### DATA FOR PROCESSING
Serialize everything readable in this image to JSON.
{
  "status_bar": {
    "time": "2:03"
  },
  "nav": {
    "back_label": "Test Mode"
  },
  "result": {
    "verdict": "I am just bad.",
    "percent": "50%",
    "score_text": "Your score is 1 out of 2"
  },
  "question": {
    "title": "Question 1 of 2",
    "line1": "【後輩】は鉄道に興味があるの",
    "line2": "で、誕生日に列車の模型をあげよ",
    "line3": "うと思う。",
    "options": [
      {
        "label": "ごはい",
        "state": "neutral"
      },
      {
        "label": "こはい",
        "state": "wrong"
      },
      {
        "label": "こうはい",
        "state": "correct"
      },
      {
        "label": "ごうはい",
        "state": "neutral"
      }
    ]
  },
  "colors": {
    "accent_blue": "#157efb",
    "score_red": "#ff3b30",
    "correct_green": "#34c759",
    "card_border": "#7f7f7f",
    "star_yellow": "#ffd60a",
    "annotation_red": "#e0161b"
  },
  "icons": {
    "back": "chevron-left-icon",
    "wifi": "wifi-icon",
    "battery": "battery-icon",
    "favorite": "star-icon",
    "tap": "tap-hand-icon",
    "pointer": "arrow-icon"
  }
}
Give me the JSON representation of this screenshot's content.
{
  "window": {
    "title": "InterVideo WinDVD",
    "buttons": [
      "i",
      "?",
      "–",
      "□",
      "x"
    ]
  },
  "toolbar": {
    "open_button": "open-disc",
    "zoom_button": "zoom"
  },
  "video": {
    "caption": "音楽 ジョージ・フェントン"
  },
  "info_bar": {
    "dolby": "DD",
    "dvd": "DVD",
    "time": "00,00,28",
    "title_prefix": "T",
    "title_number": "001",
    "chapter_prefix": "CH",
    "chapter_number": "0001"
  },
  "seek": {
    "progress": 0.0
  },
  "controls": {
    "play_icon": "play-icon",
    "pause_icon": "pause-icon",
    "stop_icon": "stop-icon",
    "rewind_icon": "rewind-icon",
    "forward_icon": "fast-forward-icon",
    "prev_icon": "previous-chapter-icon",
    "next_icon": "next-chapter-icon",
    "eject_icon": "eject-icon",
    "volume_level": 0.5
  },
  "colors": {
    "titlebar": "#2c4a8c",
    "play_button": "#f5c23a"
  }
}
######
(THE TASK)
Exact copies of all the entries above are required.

(EXERCISE ANSWER)
Serialize everything readable in this image to JSON.
{
  "status_bar": {
    "time": "2:03"
  },
  "nav": {
    "back_label": "Test Mode"
  },
  "result": {
    "verdict": "I am just bad.",
    "percent": "50%",
    "score_text": "Your score is 1 out of 2"
  },
  "question": {
    "title": "Question 1 of 2",
    "line1": "【後輩】は鉄道に興味があるの",
    "line2": "で、誕生日に列車の模型をあげよ",
    "line3": "うと思う。",
    "options": [
      {
        "label": "ごはい",
        "state": "neutral"
      },
      {
        "label": "こはい",
        "state": "wrong"
      },
      {
        "label": "こうはい",
        "state": "correct"
      },
      {
        "label": "ごうはい",
        "state": "neutral"
      }
    ]
  },
  "colors": {
    "accent_blue": "#157efb",
    "score_red": "#ff3b30",
    "correct_green": "#34c759",
    "card_border": "#7f7f7f",
    "star_yellow": "#ffd60a",
    "annotation_red": "#e0161b"
  },
  "icons": {
    "back": "chevron-left-icon",
    "wifi": "wifi-icon",
    "battery": "battery-icon",
    "favorite": "star-icon",
    "tap": "tap-hand-icon",
    "pointer": "arrow-icon"
  }
}
Give me the JSON representation of this screenshot's content.
{
  "window": {
    "title": "InterVideo WinDVD",
    "buttons": [
      "i",
      "?",
      "–",
      "□",
      "x"
    ]
  },
  "toolbar": {
    "open_button": "open-disc",
    "zoom_button": "zoom"
  },
  "video": {
    "caption": "音楽 ジョージ・フェントン"
  },
  "info_bar": {
    "dolby": "DD",
    "dvd": "DVD",
    "time": "00,00,28",
    "title_prefix": "T",
    "title_number": "001",
    "chapter_prefix": "CH",
    "chapter_number": "0001"
  },
  "seek": {
    "progress": 0.0
  },
  "controls": {
    "play_icon": "play-icon",
    "pause_icon": "pause-icon",
    "stop_icon": "stop-icon",
    "rewind_icon": "rewind-icon",
    "forward_icon": "fast-forward-icon",
    "prev_icon": "previous-chapter-icon",
    "next_icon": "next-chapter-icon",
    "eject_icon": "eject-icon",
    "volume_level": 0.5
  },
  "colors": {
    "titlebar": "#2c4a8c",
    "play_button": "#f5c23a"
  }
}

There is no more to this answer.